Material for this task:

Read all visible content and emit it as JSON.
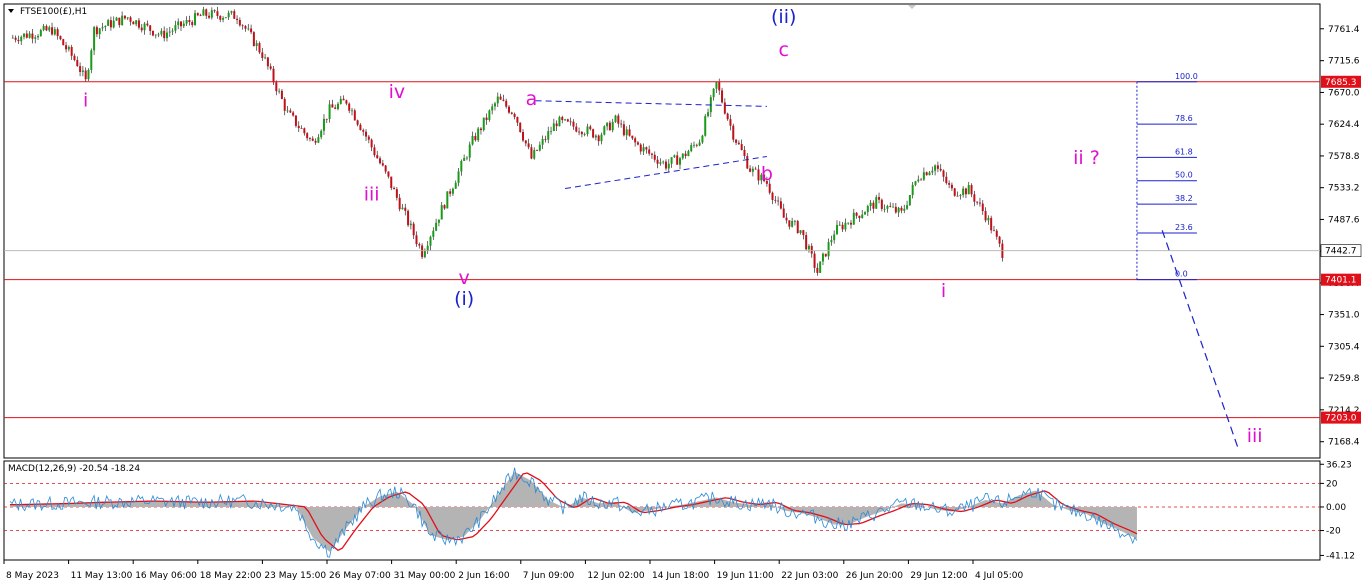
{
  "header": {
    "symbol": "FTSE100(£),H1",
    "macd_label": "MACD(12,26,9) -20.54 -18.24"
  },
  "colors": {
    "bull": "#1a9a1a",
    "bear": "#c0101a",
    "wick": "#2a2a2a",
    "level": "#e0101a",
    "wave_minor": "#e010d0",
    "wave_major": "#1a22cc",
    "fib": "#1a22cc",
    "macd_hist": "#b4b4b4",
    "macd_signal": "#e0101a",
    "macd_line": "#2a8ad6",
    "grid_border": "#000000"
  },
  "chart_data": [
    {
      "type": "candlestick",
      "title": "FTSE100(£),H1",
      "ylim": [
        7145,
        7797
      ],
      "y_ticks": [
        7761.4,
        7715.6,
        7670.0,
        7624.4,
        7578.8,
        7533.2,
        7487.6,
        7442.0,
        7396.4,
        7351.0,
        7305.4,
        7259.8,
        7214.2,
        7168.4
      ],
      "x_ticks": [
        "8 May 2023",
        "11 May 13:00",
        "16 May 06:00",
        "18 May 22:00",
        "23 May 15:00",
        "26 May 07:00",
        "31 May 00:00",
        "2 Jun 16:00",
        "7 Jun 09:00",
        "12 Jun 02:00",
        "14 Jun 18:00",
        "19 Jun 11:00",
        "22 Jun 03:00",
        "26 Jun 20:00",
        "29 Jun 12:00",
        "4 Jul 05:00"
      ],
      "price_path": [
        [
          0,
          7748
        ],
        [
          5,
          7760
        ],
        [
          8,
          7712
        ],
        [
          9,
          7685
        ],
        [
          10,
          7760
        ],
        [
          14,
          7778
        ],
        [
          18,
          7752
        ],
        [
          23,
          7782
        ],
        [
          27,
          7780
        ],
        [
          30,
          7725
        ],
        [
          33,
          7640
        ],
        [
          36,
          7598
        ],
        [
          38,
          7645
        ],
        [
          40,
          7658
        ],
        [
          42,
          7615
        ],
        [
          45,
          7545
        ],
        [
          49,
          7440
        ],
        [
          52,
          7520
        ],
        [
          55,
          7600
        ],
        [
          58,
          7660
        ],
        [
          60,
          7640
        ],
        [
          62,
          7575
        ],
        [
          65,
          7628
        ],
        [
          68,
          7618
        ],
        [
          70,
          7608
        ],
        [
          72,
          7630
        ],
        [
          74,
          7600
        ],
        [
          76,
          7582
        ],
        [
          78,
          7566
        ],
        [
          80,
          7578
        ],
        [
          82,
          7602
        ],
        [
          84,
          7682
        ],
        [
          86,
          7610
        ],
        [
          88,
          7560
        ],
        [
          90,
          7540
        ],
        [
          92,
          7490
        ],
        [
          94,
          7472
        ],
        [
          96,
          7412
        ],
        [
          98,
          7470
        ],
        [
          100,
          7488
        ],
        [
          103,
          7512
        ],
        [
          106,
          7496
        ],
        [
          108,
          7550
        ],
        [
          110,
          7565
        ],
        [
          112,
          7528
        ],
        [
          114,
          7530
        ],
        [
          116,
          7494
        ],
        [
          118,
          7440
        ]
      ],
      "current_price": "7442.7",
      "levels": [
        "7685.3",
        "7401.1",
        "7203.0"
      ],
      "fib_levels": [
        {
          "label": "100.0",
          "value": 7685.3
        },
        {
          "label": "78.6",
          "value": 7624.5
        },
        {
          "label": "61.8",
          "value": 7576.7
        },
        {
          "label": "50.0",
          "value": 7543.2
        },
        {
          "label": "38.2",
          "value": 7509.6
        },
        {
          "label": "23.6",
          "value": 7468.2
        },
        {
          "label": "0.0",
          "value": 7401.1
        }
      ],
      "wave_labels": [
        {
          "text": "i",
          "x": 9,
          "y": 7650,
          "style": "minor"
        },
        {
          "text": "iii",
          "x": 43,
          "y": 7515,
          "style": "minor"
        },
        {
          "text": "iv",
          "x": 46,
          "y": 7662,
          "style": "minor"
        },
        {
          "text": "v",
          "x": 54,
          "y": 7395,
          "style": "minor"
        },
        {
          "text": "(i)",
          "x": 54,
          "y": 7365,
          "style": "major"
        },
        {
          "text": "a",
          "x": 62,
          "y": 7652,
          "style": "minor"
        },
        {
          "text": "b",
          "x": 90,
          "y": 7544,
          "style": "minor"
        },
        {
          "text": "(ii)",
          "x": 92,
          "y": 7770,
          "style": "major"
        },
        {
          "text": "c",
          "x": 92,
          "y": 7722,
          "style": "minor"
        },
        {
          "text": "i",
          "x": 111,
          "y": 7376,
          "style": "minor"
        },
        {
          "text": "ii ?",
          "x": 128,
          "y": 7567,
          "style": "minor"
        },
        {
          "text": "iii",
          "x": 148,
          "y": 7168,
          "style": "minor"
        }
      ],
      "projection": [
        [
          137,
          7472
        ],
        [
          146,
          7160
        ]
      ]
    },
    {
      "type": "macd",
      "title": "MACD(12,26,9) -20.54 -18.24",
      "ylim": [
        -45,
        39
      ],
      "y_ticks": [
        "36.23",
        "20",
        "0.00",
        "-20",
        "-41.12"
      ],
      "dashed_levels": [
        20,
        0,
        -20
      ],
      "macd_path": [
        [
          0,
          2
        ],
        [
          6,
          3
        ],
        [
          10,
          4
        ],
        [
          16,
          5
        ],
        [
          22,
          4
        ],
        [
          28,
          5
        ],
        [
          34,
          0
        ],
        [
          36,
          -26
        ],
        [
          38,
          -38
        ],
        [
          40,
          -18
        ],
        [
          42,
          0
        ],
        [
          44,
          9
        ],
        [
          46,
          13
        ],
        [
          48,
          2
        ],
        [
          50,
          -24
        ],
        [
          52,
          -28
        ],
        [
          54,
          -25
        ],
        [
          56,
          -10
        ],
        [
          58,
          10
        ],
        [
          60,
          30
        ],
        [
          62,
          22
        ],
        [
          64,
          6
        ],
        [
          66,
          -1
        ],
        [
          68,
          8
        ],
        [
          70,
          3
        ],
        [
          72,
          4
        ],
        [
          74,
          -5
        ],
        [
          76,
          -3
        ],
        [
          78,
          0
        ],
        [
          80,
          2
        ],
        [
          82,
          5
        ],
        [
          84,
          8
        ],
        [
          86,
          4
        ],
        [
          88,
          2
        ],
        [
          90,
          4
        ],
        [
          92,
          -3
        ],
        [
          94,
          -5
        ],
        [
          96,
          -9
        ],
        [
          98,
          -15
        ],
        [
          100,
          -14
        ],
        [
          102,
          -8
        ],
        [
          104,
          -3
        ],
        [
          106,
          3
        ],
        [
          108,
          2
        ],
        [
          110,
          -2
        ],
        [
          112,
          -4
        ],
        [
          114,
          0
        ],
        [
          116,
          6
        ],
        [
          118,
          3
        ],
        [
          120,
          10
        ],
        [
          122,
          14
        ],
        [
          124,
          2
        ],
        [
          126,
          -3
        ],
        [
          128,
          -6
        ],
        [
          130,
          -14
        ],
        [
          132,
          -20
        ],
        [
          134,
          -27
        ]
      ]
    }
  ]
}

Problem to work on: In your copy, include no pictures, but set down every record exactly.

Answer box:
Read all visible content and emit it as JSON.
{
  "header": {
    "symbol": "FTSE100(£),H1",
    "macd_label": "MACD(12,26,9) -20.54 -18.24"
  },
  "colors": {
    "bull": "#1a9a1a",
    "bear": "#c0101a",
    "wick": "#2a2a2a",
    "level": "#e0101a",
    "wave_minor": "#e010d0",
    "wave_major": "#1a22cc",
    "fib": "#1a22cc",
    "macd_hist": "#b4b4b4",
    "macd_signal": "#e0101a",
    "macd_line": "#2a8ad6",
    "grid_border": "#000000"
  },
  "chart_data": [
    {
      "type": "candlestick",
      "title": "FTSE100(£),H1",
      "ylim": [
        7145,
        7797
      ],
      "y_ticks": [
        7761.4,
        7715.6,
        7670.0,
        7624.4,
        7578.8,
        7533.2,
        7487.6,
        7442.0,
        7396.4,
        7351.0,
        7305.4,
        7259.8,
        7214.2,
        7168.4
      ],
      "x_ticks": [
        "8 May 2023",
        "11 May 13:00",
        "16 May 06:00",
        "18 May 22:00",
        "23 May 15:00",
        "26 May 07:00",
        "31 May 00:00",
        "2 Jun 16:00",
        "7 Jun 09:00",
        "12 Jun 02:00",
        "14 Jun 18:00",
        "19 Jun 11:00",
        "22 Jun 03:00",
        "26 Jun 20:00",
        "29 Jun 12:00",
        "4 Jul 05:00"
      ],
      "price_path": [
        [
          0,
          7748
        ],
        [
          5,
          7760
        ],
        [
          8,
          7712
        ],
        [
          9,
          7685
        ],
        [
          10,
          7760
        ],
        [
          14,
          7778
        ],
        [
          18,
          7752
        ],
        [
          23,
          7782
        ],
        [
          27,
          7780
        ],
        [
          30,
          7725
        ],
        [
          33,
          7640
        ],
        [
          36,
          7598
        ],
        [
          38,
          7645
        ],
        [
          40,
          7658
        ],
        [
          42,
          7615
        ],
        [
          45,
          7545
        ],
        [
          49,
          7440
        ],
        [
          52,
          7520
        ],
        [
          55,
          7600
        ],
        [
          58,
          7660
        ],
        [
          60,
          7640
        ],
        [
          62,
          7575
        ],
        [
          65,
          7628
        ],
        [
          68,
          7618
        ],
        [
          70,
          7608
        ],
        [
          72,
          7630
        ],
        [
          74,
          7600
        ],
        [
          76,
          7582
        ],
        [
          78,
          7566
        ],
        [
          80,
          7578
        ],
        [
          82,
          7602
        ],
        [
          84,
          7682
        ],
        [
          86,
          7610
        ],
        [
          88,
          7560
        ],
        [
          90,
          7540
        ],
        [
          92,
          7490
        ],
        [
          94,
          7472
        ],
        [
          96,
          7412
        ],
        [
          98,
          7470
        ],
        [
          100,
          7488
        ],
        [
          103,
          7512
        ],
        [
          106,
          7496
        ],
        [
          108,
          7550
        ],
        [
          110,
          7565
        ],
        [
          112,
          7528
        ],
        [
          114,
          7530
        ],
        [
          116,
          7494
        ],
        [
          118,
          7440
        ]
      ],
      "current_price": "7442.7",
      "levels": [
        "7685.3",
        "7401.1",
        "7203.0"
      ],
      "fib_levels": [
        {
          "label": "100.0",
          "value": 7685.3
        },
        {
          "label": "78.6",
          "value": 7624.5
        },
        {
          "label": "61.8",
          "value": 7576.7
        },
        {
          "label": "50.0",
          "value": 7543.2
        },
        {
          "label": "38.2",
          "value": 7509.6
        },
        {
          "label": "23.6",
          "value": 7468.2
        },
        {
          "label": "0.0",
          "value": 7401.1
        }
      ],
      "wave_labels": [
        {
          "text": "i",
          "x": 9,
          "y": 7650,
          "style": "minor"
        },
        {
          "text": "iii",
          "x": 43,
          "y": 7515,
          "style": "minor"
        },
        {
          "text": "iv",
          "x": 46,
          "y": 7662,
          "style": "minor"
        },
        {
          "text": "v",
          "x": 54,
          "y": 7395,
          "style": "minor"
        },
        {
          "text": "(i)",
          "x": 54,
          "y": 7365,
          "style": "major"
        },
        {
          "text": "a",
          "x": 62,
          "y": 7652,
          "style": "minor"
        },
        {
          "text": "b",
          "x": 90,
          "y": 7544,
          "style": "minor"
        },
        {
          "text": "(ii)",
          "x": 92,
          "y": 7770,
          "style": "major"
        },
        {
          "text": "c",
          "x": 92,
          "y": 7722,
          "style": "minor"
        },
        {
          "text": "i",
          "x": 111,
          "y": 7376,
          "style": "minor"
        },
        {
          "text": "ii ?",
          "x": 128,
          "y": 7567,
          "style": "minor"
        },
        {
          "text": "iii",
          "x": 148,
          "y": 7168,
          "style": "minor"
        }
      ],
      "projection": [
        [
          137,
          7472
        ],
        [
          146,
          7160
        ]
      ]
    },
    {
      "type": "macd",
      "title": "MACD(12,26,9) -20.54 -18.24",
      "ylim": [
        -45,
        39
      ],
      "y_ticks": [
        "36.23",
        "20",
        "0.00",
        "-20",
        "-41.12"
      ],
      "dashed_levels": [
        20,
        0,
        -20
      ],
      "macd_path": [
        [
          0,
          2
        ],
        [
          6,
          3
        ],
        [
          10,
          4
        ],
        [
          16,
          5
        ],
        [
          22,
          4
        ],
        [
          28,
          5
        ],
        [
          34,
          0
        ],
        [
          36,
          -26
        ],
        [
          38,
          -38
        ],
        [
          40,
          -18
        ],
        [
          42,
          0
        ],
        [
          44,
          9
        ],
        [
          46,
          13
        ],
        [
          48,
          2
        ],
        [
          50,
          -24
        ],
        [
          52,
          -28
        ],
        [
          54,
          -25
        ],
        [
          56,
          -10
        ],
        [
          58,
          10
        ],
        [
          60,
          30
        ],
        [
          62,
          22
        ],
        [
          64,
          6
        ],
        [
          66,
          -1
        ],
        [
          68,
          8
        ],
        [
          70,
          3
        ],
        [
          72,
          4
        ],
        [
          74,
          -5
        ],
        [
          76,
          -3
        ],
        [
          78,
          0
        ],
        [
          80,
          2
        ],
        [
          82,
          5
        ],
        [
          84,
          8
        ],
        [
          86,
          4
        ],
        [
          88,
          2
        ],
        [
          90,
          4
        ],
        [
          92,
          -3
        ],
        [
          94,
          -5
        ],
        [
          96,
          -9
        ],
        [
          98,
          -15
        ],
        [
          100,
          -14
        ],
        [
          102,
          -8
        ],
        [
          104,
          -3
        ],
        [
          106,
          3
        ],
        [
          108,
          2
        ],
        [
          110,
          -2
        ],
        [
          112,
          -4
        ],
        [
          114,
          0
        ],
        [
          116,
          6
        ],
        [
          118,
          3
        ],
        [
          120,
          10
        ],
        [
          122,
          14
        ],
        [
          124,
          2
        ],
        [
          126,
          -3
        ],
        [
          128,
          -6
        ],
        [
          130,
          -14
        ],
        [
          132,
          -20
        ],
        [
          134,
          -27
        ]
      ]
    }
  ]
}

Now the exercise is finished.